### [Task description]
Reprint the entire listing exactly.

### [Material supplied]
• • • • •
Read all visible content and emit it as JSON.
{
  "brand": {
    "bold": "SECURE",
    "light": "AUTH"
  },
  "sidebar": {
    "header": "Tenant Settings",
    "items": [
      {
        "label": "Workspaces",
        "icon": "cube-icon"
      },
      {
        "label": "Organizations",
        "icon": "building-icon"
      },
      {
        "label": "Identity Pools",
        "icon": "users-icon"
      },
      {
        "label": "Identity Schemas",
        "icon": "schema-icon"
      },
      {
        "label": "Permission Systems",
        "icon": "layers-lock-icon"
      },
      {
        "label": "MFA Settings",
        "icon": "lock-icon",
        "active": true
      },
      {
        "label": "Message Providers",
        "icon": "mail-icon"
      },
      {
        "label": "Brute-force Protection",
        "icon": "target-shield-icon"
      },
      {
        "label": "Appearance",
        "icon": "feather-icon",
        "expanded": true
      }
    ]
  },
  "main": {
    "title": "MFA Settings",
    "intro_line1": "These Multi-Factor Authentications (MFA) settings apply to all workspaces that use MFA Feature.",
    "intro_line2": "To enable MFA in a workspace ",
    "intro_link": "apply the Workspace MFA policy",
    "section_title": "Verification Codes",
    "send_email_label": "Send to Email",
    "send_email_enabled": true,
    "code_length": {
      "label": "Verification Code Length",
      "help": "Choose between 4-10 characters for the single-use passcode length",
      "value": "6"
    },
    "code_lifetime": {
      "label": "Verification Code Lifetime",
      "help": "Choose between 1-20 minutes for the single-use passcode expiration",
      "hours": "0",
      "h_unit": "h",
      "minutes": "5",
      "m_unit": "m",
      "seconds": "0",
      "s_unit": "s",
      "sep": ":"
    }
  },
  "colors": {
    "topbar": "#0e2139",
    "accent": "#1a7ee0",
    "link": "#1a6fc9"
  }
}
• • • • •
### [Answer section]
Read all visible content and emit it as JSON.
{
  "brand": {
    "bold": "SECURE",
    "light": "AUTH"
  },
  "sidebar": {
    "header": "Tenant Settings",
    "items": [
      {
        "label": "Workspaces",
        "icon": "cube-icon"
      },
      {
        "label": "Organizations",
        "icon": "building-icon"
      },
      {
        "label": "Identity Pools",
        "icon": "users-icon"
      },
      {
        "label": "Identity Schemas",
        "icon": "schema-icon"
      },
      {
        "label": "Permission Systems",
        "icon": "layers-lock-icon"
      },
      {
        "label": "MFA Settings",
        "icon": "lock-icon",
        "active": true
      },
      {
        "label": "Message Providers",
        "icon": "mail-icon"
      },
      {
        "label": "Brute-force Protection",
        "icon": "target-shield-icon"
      },
      {
        "label": "Appearance",
        "icon": "feather-icon",
        "expanded": true
      }
    ]
  },
  "main": {
    "title": "MFA Settings",
    "intro_line1": "These Multi-Factor Authentications (MFA) settings apply to all workspaces that use MFA Feature.",
    "intro_line2": "To enable MFA in a workspace ",
    "intro_link": "apply the Workspace MFA policy",
    "section_title": "Verification Codes",
    "send_email_label": "Send to Email",
    "send_email_enabled": true,
    "code_length": {
      "label": "Verification Code Length",
      "help": "Choose between 4-10 characters for the single-use passcode length",
      "value": "6"
    },
    "code_lifetime": {
      "label": "Verification Code Lifetime",
      "help": "Choose between 1-20 minutes for the single-use passcode expiration",
      "hours": "0",
      "h_unit": "h",
      "minutes": "5",
      "m_unit": "m",
      "seconds": "0",
      "s_unit": "s",
      "sep": ":"
    }
  },
  "colors": {
    "topbar": "#0e2139",
    "accent": "#1a7ee0",
    "link": "#1a6fc9"
  }
}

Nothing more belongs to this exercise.